▶ [YOUR OBJECTIVE]: Give the number of lines in the records below that include "bold". Reply with that number alone.

▶ [SOURCE MATERIAL]:
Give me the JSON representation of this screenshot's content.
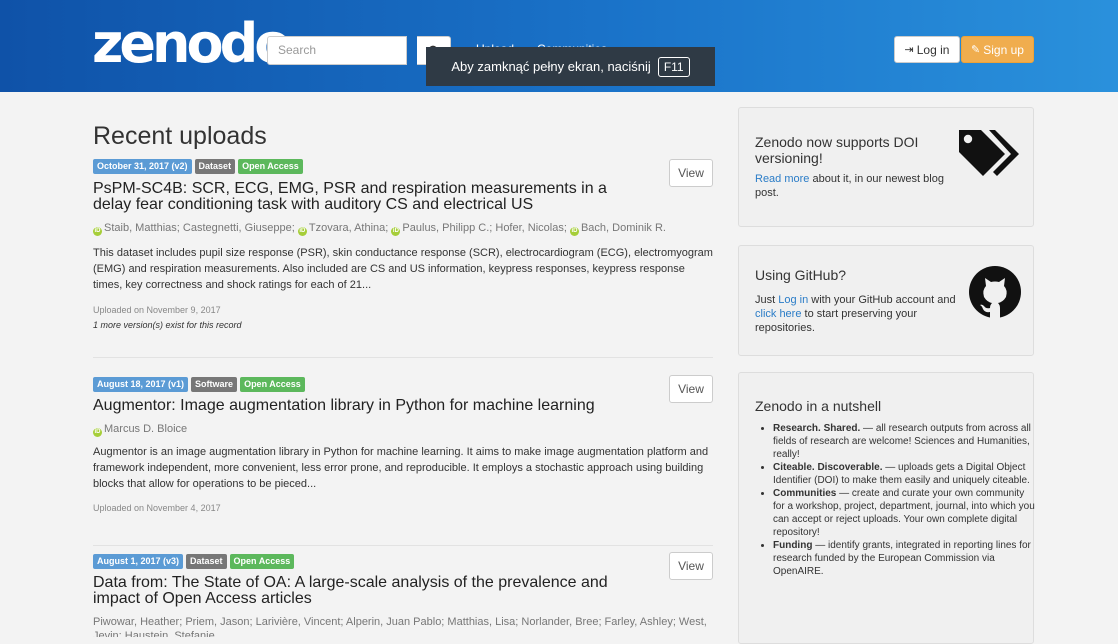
{
  "header": {
    "logo": "zenodo",
    "search_placeholder": "Search",
    "nav": {
      "upload": "Upload",
      "communities": "Communities"
    },
    "login": "Log in",
    "signup": "Sign up"
  },
  "fullscreen_notice": {
    "text": "Aby zamknąć pełny ekran, naciśnij",
    "key": "F11"
  },
  "main": {
    "title": "Recent uploads",
    "view_label": "View",
    "records": [
      {
        "date": "October 31, 2017 (v2)",
        "type": "Dataset",
        "access": "Open Access",
        "title": "PsPM-SC4B: SCR, ECG, EMG, PSR and respiration measurements in a delay fear conditioning task with auditory CS and electrical US",
        "authors": [
          {
            "name": "Staib, Matthias;",
            "orcid": true
          },
          {
            "name": "Castegnetti, Giuseppe;",
            "orcid": false
          },
          {
            "name": "Tzovara, Athina;",
            "orcid": true
          },
          {
            "name": "Paulus, Philipp C.;",
            "orcid": false
          },
          {
            "name": "Hofer, Nicolas;",
            "orcid": false
          },
          {
            "name": "Bach, Dominik R.",
            "orcid": true
          }
        ],
        "description": "This dataset includes pupil size response (PSR), skin conductance response (SCR), electrocardiogram (ECG), electromyogram (EMG) and respiration measurements. Also included are CS and US information, keypress responses, keypress response times, key correctness and shock ratings for each of 21...",
        "uploaded": "Uploaded on November 9, 2017",
        "versions": "1 more version(s) exist for this record"
      },
      {
        "date": "August 18, 2017 (v1)",
        "type": "Software",
        "access": "Open Access",
        "title": "Augmentor: Image augmentation library in Python for machine learning",
        "authors": [
          {
            "name": "Marcus D. Bloice",
            "orcid": true
          }
        ],
        "description": "Augmentor is an image augmentation library in Python for machine learning. It aims to make image augmentation platform and framework independent, more convenient, less error prone, and reproducible. It employs a stochastic approach using building blocks that allow for operations to be pieced...",
        "uploaded": "Uploaded on November 4, 2017",
        "versions": ""
      },
      {
        "date": "August 1, 2017 (v3)",
        "type": "Dataset",
        "access": "Open Access",
        "title": "Data from: The State of OA: A large-scale analysis of the prevalence and impact of Open Access articles",
        "authors_text": "Piwowar, Heather; Priem, Jason; Larivière, Vincent; Alperin, Juan Pablo; Matthias, Lisa; Norlander, Bree; Farley, Ashley; West, Jevin; Haustein, Stefanie"
      }
    ]
  },
  "sidebar": {
    "doi": {
      "heading": "Zenodo now supports DOI versioning!",
      "link": "Read more",
      "text": " about it, in our newest blog post."
    },
    "github": {
      "heading": "Using GitHub?",
      "pre": "Just ",
      "login_link": "Log in",
      "mid": " with your GitHub account and ",
      "click_link": "click here",
      "post": " to start preserving your repositories."
    },
    "nutshell": {
      "heading": "Zenodo in a nutshell",
      "items": [
        {
          "bold": "Research. Shared.",
          "text": " — all research outputs from across all fields of research are welcome! Sciences and Humanities, really!"
        },
        {
          "bold": "Citeable. Discoverable.",
          "text": " — uploads gets a Digital Object Identifier (DOI) to make them easily and uniquely citeable."
        },
        {
          "bold": "Communities",
          "text": " — create and curate your own community for a workshop, project, department, journal, into which you can accept or reject uploads. Your own complete digital repository!"
        },
        {
          "bold": "Funding",
          "text": " — identify grants, integrated in reporting lines for research funded by the European Commission via OpenAIRE."
        }
      ]
    }
  }
}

▶ [TASK ANSWER]: 4